assessment of the strengths and weaknesses of this policy. In this discussion, describe the policy’s distributive impact on well-being, service delivery, and access to social services of vulnerable groups, including Black, Indigenous and People of Color (BIPOC), immigrants/refugees, women, children, elderly, veterans, people with disabilities, , and lesbian, gay, bisexual, and transgender (LGBTQ+) populations.
The History of the Clean Air Act of 1970
Policy-making efforts often depend on multiple factors that emerge and exert an influence on decision-makers and other stakeholders. When individuals recognize a problem in the current order of things, they contribute to solutions. The declining nature of the global climate and local climates motivates governmental bodies, organizations, and regular citizens to raise awareness about the issue, as well as design tangible solutions aimed at the improvement of the situation. The Clean Air Act of 1970 represents one of such measures taken to alleviate the pressure from the environment originating from the human enterprise that became a burden on ecosystems decades ago.

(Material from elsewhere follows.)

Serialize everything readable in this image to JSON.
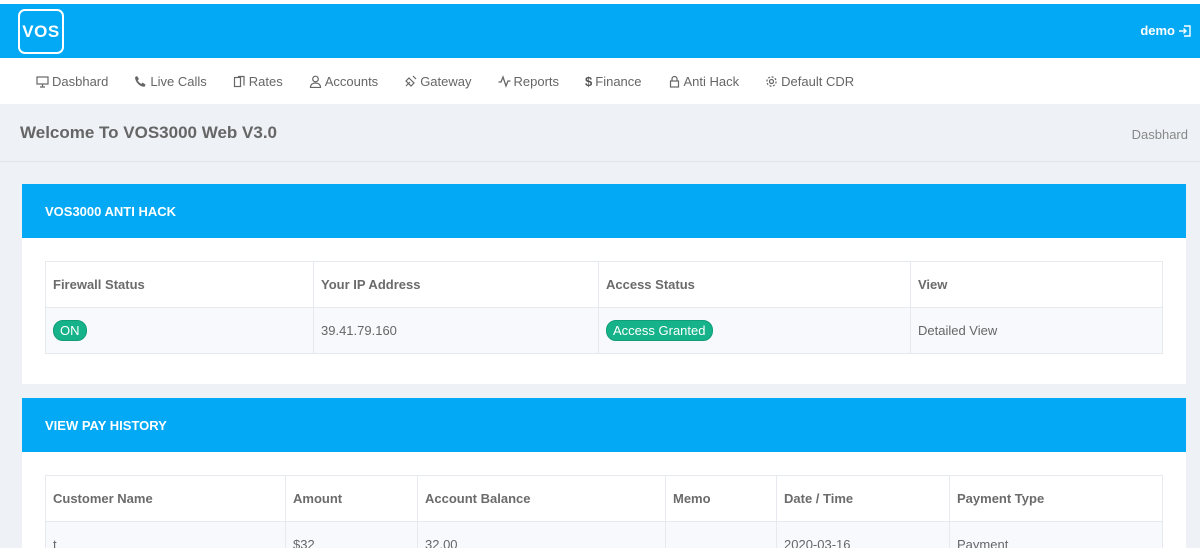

The history of the policy entails the exploration of antecedents that act as factors to influence the policy-making efforts of decision-makers interested in enhancing the national social welfare. At the same time, the knowledge of the legislative history and political processes sheds a light on the complexity of policy development and change from its inception to enactment. The complex and lengthy history of the environmental law in the U.S. created a ground for the Clean Air Act of 1970, while the complexity of political and legislative processes subjected the bill to massive changes by a Senate subcommittee and conference procedures that, nevertheless, strengthened the legislative effort and enabled the president to sign the bill.